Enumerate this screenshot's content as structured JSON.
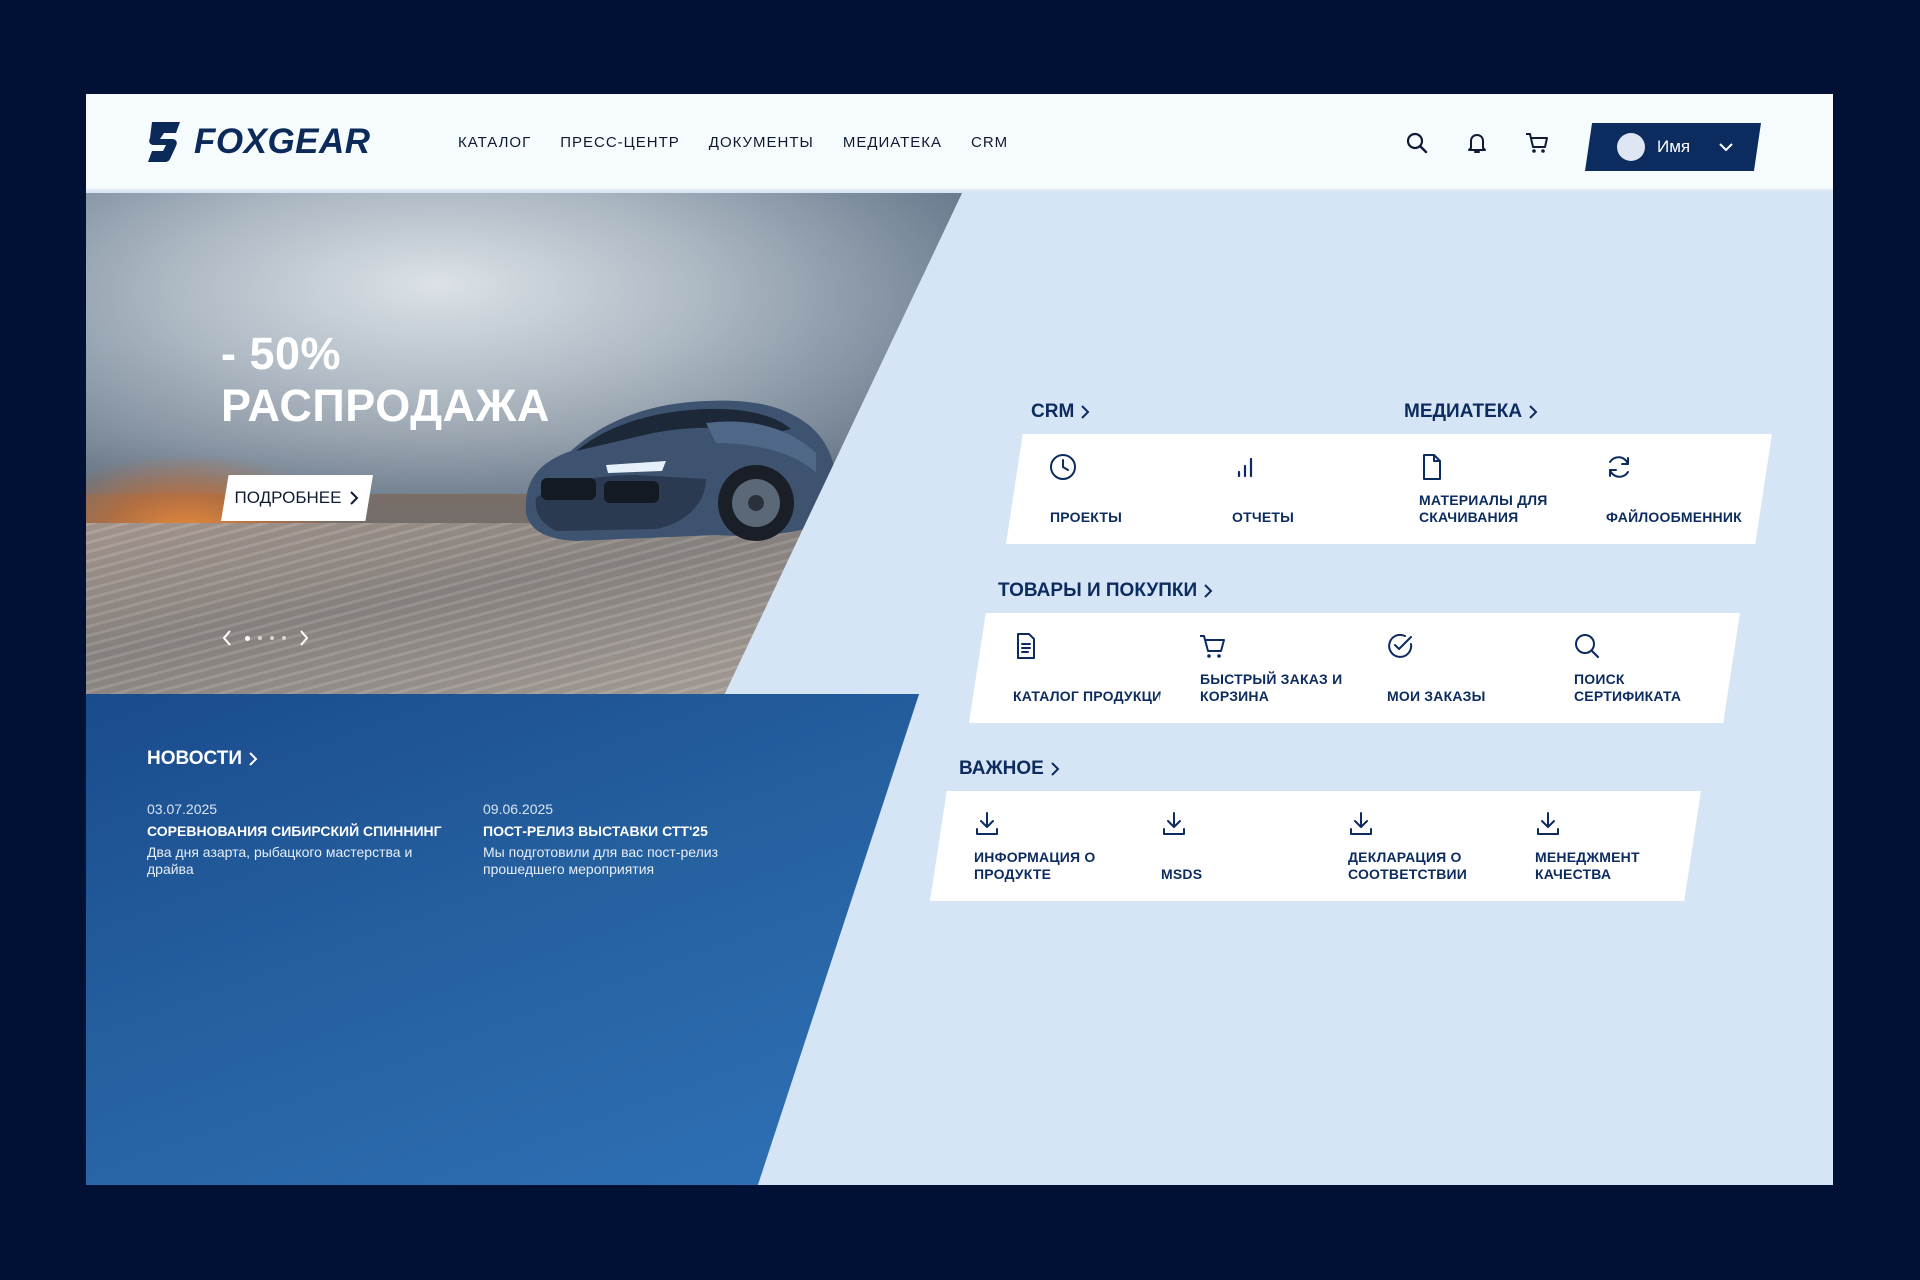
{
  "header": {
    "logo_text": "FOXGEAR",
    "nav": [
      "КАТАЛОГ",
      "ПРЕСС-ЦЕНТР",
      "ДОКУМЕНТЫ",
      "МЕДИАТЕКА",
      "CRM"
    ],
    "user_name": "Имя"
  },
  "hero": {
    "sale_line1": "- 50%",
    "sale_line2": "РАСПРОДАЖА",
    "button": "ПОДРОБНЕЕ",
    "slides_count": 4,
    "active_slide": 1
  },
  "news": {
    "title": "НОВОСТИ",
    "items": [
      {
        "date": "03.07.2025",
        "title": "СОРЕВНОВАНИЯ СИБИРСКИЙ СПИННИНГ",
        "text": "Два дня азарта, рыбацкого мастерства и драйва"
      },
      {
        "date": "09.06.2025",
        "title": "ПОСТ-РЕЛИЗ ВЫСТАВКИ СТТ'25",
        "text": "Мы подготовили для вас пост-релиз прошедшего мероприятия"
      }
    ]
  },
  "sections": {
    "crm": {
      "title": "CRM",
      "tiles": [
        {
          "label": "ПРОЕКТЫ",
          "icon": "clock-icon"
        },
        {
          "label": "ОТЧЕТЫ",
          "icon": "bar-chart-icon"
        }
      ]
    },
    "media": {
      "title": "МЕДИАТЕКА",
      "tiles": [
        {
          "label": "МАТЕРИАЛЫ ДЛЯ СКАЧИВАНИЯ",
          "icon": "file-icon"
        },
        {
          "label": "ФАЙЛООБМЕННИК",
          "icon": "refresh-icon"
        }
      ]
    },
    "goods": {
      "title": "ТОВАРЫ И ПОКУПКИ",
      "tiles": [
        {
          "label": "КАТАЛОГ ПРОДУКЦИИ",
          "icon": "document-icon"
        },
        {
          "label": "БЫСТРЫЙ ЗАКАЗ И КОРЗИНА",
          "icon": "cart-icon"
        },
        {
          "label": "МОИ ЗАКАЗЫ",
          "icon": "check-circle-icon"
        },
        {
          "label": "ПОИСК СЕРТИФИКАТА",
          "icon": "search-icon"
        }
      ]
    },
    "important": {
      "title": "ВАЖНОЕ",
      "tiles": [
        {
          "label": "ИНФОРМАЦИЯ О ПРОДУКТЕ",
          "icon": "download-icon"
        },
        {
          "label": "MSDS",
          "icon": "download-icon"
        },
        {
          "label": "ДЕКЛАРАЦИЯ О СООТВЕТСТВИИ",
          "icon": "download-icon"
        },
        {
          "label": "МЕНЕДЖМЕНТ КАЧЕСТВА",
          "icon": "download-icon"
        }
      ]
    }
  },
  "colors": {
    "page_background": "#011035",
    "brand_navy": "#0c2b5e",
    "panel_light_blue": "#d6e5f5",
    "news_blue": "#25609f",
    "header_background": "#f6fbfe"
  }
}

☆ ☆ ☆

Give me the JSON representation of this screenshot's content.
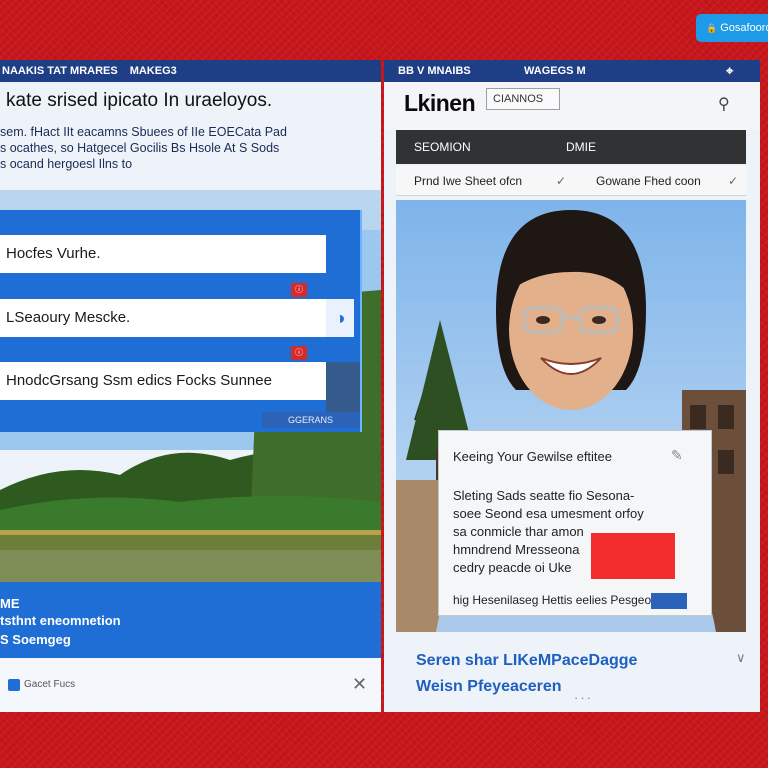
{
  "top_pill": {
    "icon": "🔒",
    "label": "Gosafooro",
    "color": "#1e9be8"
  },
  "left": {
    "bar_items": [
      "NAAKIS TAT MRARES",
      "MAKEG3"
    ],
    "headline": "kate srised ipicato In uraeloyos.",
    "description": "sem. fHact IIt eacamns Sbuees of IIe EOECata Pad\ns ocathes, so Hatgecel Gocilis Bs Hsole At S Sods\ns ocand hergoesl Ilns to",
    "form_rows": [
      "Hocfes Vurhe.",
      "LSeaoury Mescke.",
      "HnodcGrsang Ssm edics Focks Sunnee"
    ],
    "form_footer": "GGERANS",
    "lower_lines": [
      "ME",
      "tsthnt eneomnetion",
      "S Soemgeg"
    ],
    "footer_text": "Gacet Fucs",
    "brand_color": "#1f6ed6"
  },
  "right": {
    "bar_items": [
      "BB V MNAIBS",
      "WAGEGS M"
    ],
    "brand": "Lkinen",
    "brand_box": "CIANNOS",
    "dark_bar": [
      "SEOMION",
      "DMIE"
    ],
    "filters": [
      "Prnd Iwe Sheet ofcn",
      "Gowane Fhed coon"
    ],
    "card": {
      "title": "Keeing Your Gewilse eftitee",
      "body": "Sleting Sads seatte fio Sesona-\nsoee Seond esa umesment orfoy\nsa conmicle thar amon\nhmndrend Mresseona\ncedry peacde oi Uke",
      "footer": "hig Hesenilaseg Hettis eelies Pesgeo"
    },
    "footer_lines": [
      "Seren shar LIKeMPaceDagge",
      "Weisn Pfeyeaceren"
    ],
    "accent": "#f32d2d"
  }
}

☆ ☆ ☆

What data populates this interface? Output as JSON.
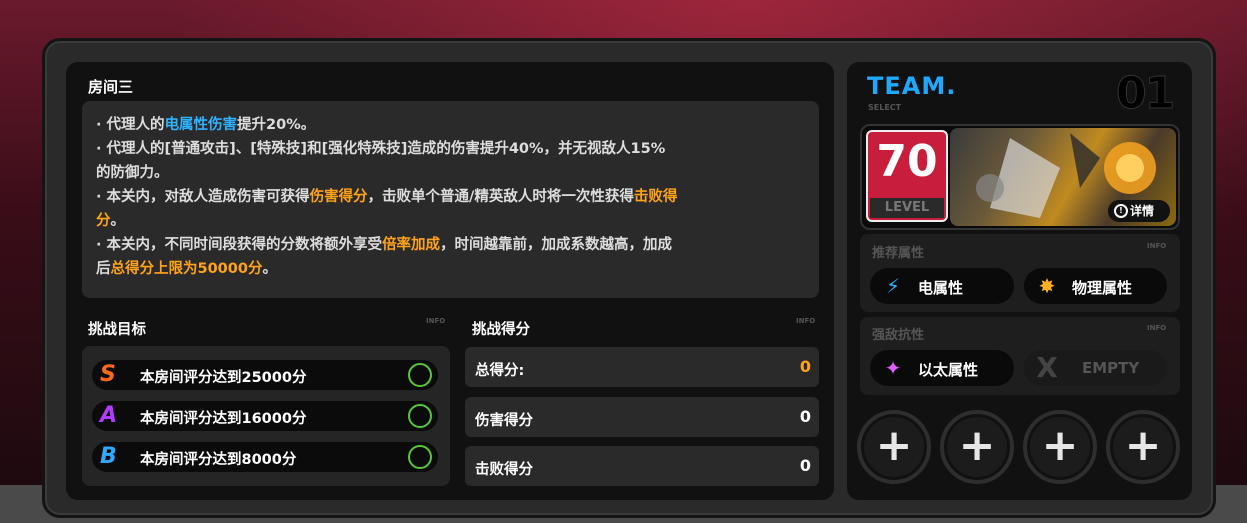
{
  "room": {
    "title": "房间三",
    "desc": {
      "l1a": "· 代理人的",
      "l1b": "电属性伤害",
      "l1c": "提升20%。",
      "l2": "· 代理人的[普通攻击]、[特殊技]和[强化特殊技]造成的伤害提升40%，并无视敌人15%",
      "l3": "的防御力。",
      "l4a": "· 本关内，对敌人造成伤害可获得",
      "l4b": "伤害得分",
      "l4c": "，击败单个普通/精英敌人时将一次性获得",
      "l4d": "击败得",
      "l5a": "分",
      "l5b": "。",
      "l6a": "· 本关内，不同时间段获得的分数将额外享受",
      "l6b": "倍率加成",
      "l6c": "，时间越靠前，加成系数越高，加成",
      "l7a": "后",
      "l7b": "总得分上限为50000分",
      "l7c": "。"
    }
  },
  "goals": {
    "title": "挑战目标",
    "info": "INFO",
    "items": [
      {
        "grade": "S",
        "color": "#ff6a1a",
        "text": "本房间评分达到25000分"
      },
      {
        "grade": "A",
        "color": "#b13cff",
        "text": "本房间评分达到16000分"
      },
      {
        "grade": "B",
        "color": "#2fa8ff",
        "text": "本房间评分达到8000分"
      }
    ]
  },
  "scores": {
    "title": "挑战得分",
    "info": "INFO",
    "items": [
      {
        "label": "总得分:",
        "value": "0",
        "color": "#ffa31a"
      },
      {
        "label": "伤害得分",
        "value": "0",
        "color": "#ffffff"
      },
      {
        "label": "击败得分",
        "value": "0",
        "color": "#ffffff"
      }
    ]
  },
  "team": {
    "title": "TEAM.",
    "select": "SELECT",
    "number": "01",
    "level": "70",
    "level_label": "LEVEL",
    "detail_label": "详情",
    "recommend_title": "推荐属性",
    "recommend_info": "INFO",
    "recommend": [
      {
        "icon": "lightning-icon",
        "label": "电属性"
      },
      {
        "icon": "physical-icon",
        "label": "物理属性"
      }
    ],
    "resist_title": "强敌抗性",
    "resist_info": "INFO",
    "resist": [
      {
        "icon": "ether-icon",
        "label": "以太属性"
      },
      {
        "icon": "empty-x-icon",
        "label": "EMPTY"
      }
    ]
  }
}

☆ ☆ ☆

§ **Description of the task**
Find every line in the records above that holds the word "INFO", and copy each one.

§ **Output**
    "info": "INFO",
    "info": "INFO",
    "recommend_info": "INFO",
    "resist_info": "INFO",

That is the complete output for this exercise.